Some of these larger associations have one or more employees who act as property managers. However, the lion’s share of all operations is done by volunteers. Calgary has tremendous volunteer spirit, and community associations are the largest volunteer-run organizations in the city with an estimated 20,000 people keeping our neighbourhoods vibrant and safe.
The Community’s Voice at City Hall
The associations also act as community advocates, taking the concerns of residents to area Councillors who then take these concerns to City Hall. Just one example of this advocacy is the South West community of Haysboro which is adjacent to busy 14 Street SW between Southland Drive and Heritage Drive. When the City of Calgary began planning a bus rapid transit corridor along 14 St SW, the association hosted a variety of open houses to engage the community in the city’s project. The association also lobbied long and hard for a pedestrian walkway to span 14 Street SW so residents and cyclists could cross over to Glenmore Landing Shopping Centre and the pathways long the Glenmore Reservoir safety.
Community associations generally have one meeting a month of directors and members with an Annual General Meeting for budget presentations and elections. Ward Councillors generally attend these meetings and keep residents informed of permit applications that may affect the neighbourhood. That includes permits for new retail establishments, road repairs and zoning changes. When a retailer is preparing to set up shop, such as a liquor store across from a school or a business that may create enormous traffic volumes, the community associations are generally consulted.
Providing a Sense of Belonging
Community associations create a sense of pride in the neighbourhood by hosting civic events such as Neighbour Day, instigated by Mayor Naheed Nenshi after the 2013 floods in Calgary. Stampede Breakfasts are also a tradition in Calgary neighbourhoods. Associations organize community clean-ups, providing dumpsters at designated areas for residents to bring discarded items. Tree planting is another activity. Playground beautification is another. All associations publish a community newsletter and have a website to further inform residents about events and issues that involve them.
Finding A Community Association That Meets Your Household's Needs
Finding the right community association means understanding what the household needs when it comes to thriving within the community. A family with young children will want to find a community association that is focused on families and activities for the family as a whole. As community associations give homeowners a sense of belonging and help build community within a neighborhood, it's important to identify the strengths of the association to see if it matches the desires of the individual or family purchasing a home within the neighborhood.
Whether an association is brand new, or has been established for decades may matter to a potential home buyer. For people who want to play a strong role in the development of a community association, moving to an area that is new and growing is a good idea. People who are better suited to sitting back and enjoying the activities offered by a community association but don't want much input may enjoy a well-established community association instead. The goal is to allow people living in a neighborhood to grow as a community and to develop relationships that help give people a sense of belonging.
Be a Part of your New Neighbourhood

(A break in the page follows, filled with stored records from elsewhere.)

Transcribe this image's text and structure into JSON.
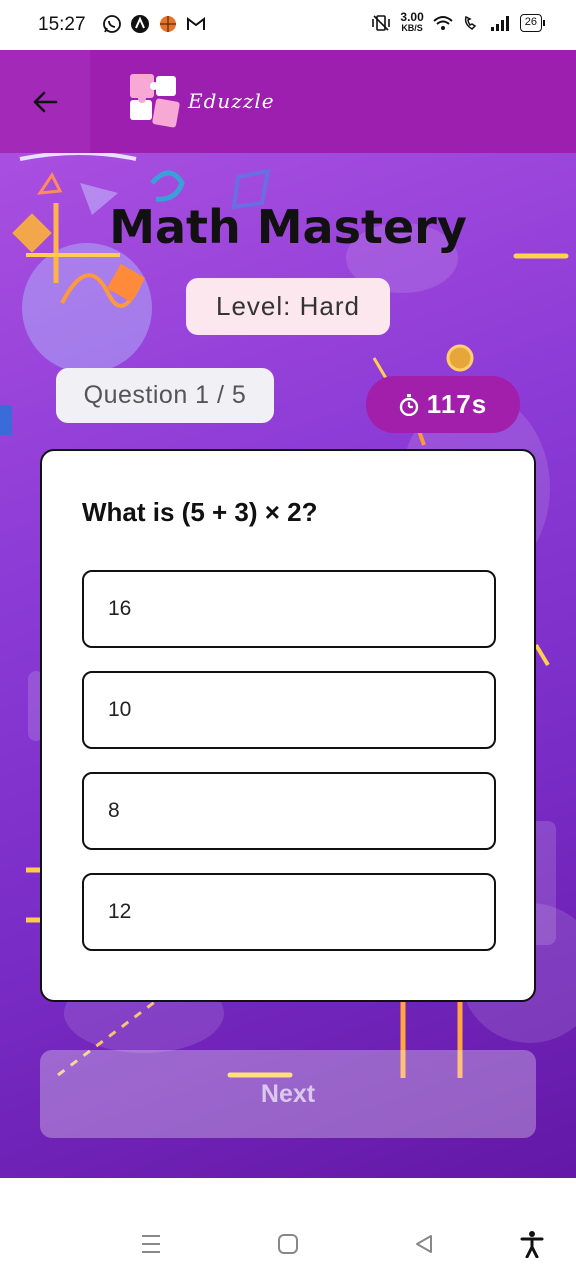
{
  "status_bar": {
    "time": "15:27",
    "net_speed_value": "3.00",
    "net_speed_unit": "KB/S",
    "battery": "26"
  },
  "header": {
    "app_name": "Eduzzle"
  },
  "quiz": {
    "title": "Math Mastery",
    "level": "Level: Hard",
    "question_counter": "Question 1 / 5",
    "timer": "117s",
    "question": "What is (5 + 3) × 2?",
    "options": [
      "16",
      "10",
      "8",
      "12"
    ],
    "next_label": "Next"
  },
  "colors": {
    "header": "#9c1fb0",
    "timer_pill": "#a21fac",
    "level_pill": "#fde7ef",
    "gradient_start": "#a94fe0",
    "gradient_end": "#6418a6"
  }
}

If you’re moving into a new community, consider purchasing a community membership. Most memberships cost $30 a family or less. The community association can only exist with the support of it’s members, and you'll be among those who want you to enjoy your new Calgary home if you join.